Cite this dataset

Blum, Michael (2021). Schoenoplectus salinity tolerance and regional environmental records [Dataset]. Dryad.


Evidence is mounting that climate-driven shifts in environmental conditions can elicit organismal evolution, yet there are sparingly few long-term records that document the tempo and progression of responses, particularly for plants capable of transforming ecosystems. In this study, we ‘resurrected’ cohorts of a foundational coastal marsh sedge (Schoenoplectus americanus) from a time-stratified seed bank to reconstruct a century-long record of heritable variation in response to salinity exposure. Common-garden experiments revealed that S. americanus exhibits heritable variation in phenotypic traits and biomass-based measures of salinity tolerance. We found that responses to salinity exposure differed among the revived cohorts, with plants from the early 20th century exhibiting greater salinity tolerance than those from the mid to late 20th century. Fluctuations in salinity tolerance could reflect stochastic variation but a congruent record of genotypic variation points to the alternative possibility that the loss and gain in functionality is driven by selection, with comparisons to historical rainfall and paleosalinity records suggesting that selective pressures vary according to shifting estuarine conditions. Because salinity tolerance in S. americanus is tightly coupled to primary productivity and other vital ecosystem attributes, these findings indicate that organismal evolution merits further consideration as a factor shaping coastal marsh responses to climate change.
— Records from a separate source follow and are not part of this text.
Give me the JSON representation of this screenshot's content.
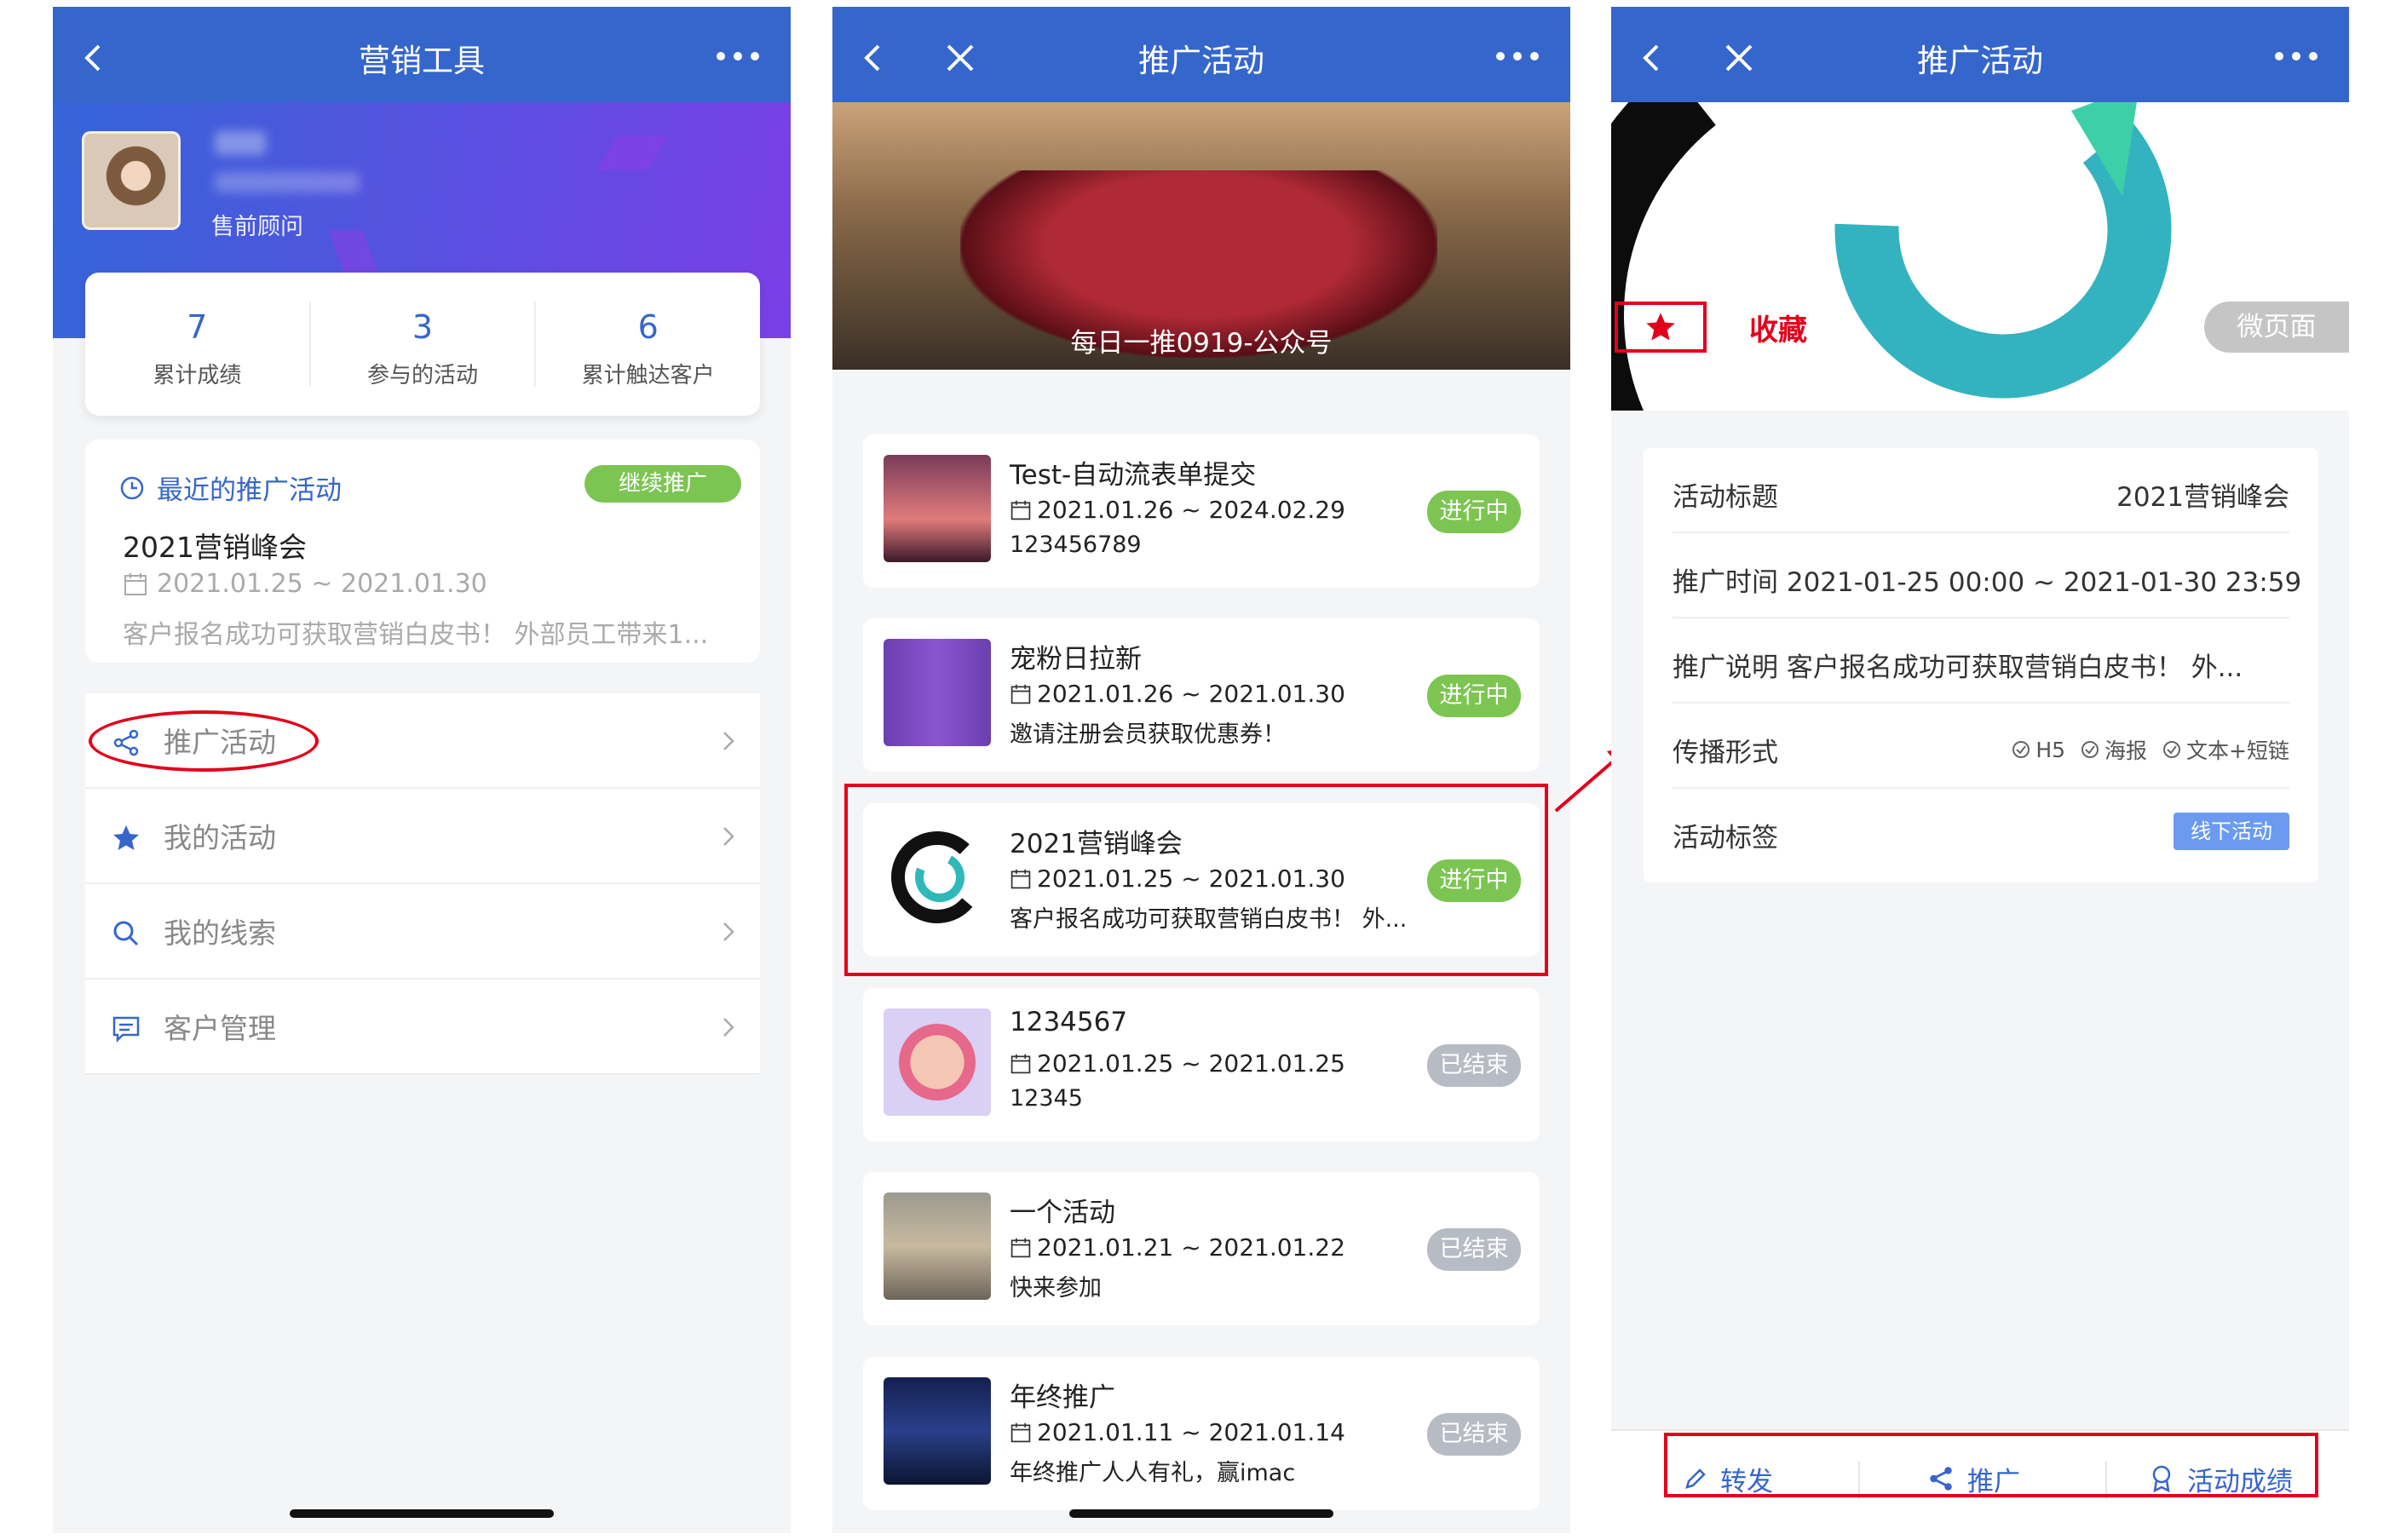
{
  "phone1": {
    "nav_title": "营销工具",
    "profile": {
      "role": "售前顾问"
    },
    "stats": [
      {
        "value": "7",
        "label": "累计成绩"
      },
      {
        "value": "3",
        "label": "参与的活动"
      },
      {
        "value": "6",
        "label": "累计触达客户"
      }
    ],
    "recent": {
      "heading": "最近的推广活动",
      "badge": "继续推广",
      "name": "2021营销峰会",
      "date": "2021.01.25 ~ 2021.01.30",
      "desc": "客户报名成功可获取营销白皮书！ 外部员工带来1..."
    },
    "menu": [
      {
        "label": "推广活动",
        "icon": "share-icon"
      },
      {
        "label": "我的活动",
        "icon": "star-icon"
      },
      {
        "label": "我的线索",
        "icon": "search-icon"
      },
      {
        "label": "客户管理",
        "icon": "chat-icon"
      }
    ]
  },
  "phone2": {
    "nav_title": "推广活动",
    "banner_caption": "每日一推0919-公众号",
    "activities": [
      {
        "name": "Test-自动流表单提交",
        "date": "2021.01.26 ~ 2024.02.29",
        "desc": "123456789",
        "status": "进行中"
      },
      {
        "name": "宠粉日拉新",
        "date": "2021.01.26 ~ 2021.01.30",
        "desc": "邀请注册会员获取优惠券！",
        "status": "进行中"
      },
      {
        "name": "2021营销峰会",
        "date": "2021.01.25 ~ 2021.01.30",
        "desc": "客户报名成功可获取营销白皮书！ 外...",
        "status": "进行中"
      },
      {
        "name": "1234567",
        "date": "2021.01.25 ~ 2021.01.25",
        "desc": "12345",
        "status": "已结束"
      },
      {
        "name": "一个活动",
        "date": "2021.01.21 ~ 2021.01.22",
        "desc": "快来参加",
        "status": "已结束"
      },
      {
        "name": "年终推广",
        "date": "2021.01.11 ~ 2021.01.14",
        "desc": "年终推广人人有礼，赢imac",
        "status": "已结束"
      }
    ]
  },
  "phone3": {
    "nav_title": "推广活动",
    "favorite_label": "收藏",
    "micro_page": "微页面",
    "details": {
      "title_key": "活动标题",
      "title_val": "2021营销峰会",
      "time_line": "推广时间  2021-01-25 00:00 ~ 2021-01-30 23:59",
      "desc_line": "推广说明 客户报名成功可获取营销白皮书！ 外...",
      "format_key": "传播形式",
      "formats": [
        "H5",
        "海报",
        "文本+短链"
      ],
      "tag_key": "活动标签",
      "tag_val": "线下活动"
    },
    "bottom": {
      "forward": "转发",
      "promote": "推广",
      "results": "活动成绩"
    }
  },
  "colors": {
    "brand": "#3566cc",
    "active": "#7cc552",
    "ended": "#b7bcc4",
    "highlight": "#e3001b"
  }
}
Please refer to Blum et al. Evolution Letters for details.

Usage notes

Please refer to ReadMe file.


National Science Foundation, Award: DEB-1655781
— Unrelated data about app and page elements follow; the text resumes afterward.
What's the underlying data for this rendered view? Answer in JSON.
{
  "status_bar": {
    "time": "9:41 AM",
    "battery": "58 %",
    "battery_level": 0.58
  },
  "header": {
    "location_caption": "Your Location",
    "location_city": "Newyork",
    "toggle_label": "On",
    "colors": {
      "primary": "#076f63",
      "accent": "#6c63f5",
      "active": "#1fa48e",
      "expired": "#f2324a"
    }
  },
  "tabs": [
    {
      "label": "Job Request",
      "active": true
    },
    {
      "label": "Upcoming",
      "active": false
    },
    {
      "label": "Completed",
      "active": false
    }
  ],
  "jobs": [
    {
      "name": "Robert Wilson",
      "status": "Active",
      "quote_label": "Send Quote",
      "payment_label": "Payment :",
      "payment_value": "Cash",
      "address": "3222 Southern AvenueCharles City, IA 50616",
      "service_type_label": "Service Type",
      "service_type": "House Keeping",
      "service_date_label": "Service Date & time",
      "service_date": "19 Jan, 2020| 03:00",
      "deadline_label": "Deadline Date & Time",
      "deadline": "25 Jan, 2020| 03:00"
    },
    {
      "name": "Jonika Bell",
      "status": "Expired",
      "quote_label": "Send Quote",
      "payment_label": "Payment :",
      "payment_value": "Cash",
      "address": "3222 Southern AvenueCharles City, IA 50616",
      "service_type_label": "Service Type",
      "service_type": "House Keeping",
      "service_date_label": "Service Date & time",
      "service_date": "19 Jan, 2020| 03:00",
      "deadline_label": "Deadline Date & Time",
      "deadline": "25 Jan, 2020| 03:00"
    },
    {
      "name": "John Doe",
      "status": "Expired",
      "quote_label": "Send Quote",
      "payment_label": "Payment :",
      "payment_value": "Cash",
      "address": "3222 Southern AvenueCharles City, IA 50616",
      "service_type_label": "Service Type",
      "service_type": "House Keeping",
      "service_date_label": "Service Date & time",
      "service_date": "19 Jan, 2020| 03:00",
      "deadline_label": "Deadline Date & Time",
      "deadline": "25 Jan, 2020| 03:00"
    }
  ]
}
National Science Foundation, Award: DEB-1655702

National Science Foundation, Award: DEB-9910514

Environmental Protection Agency, Award: 4D-5709-NAEX)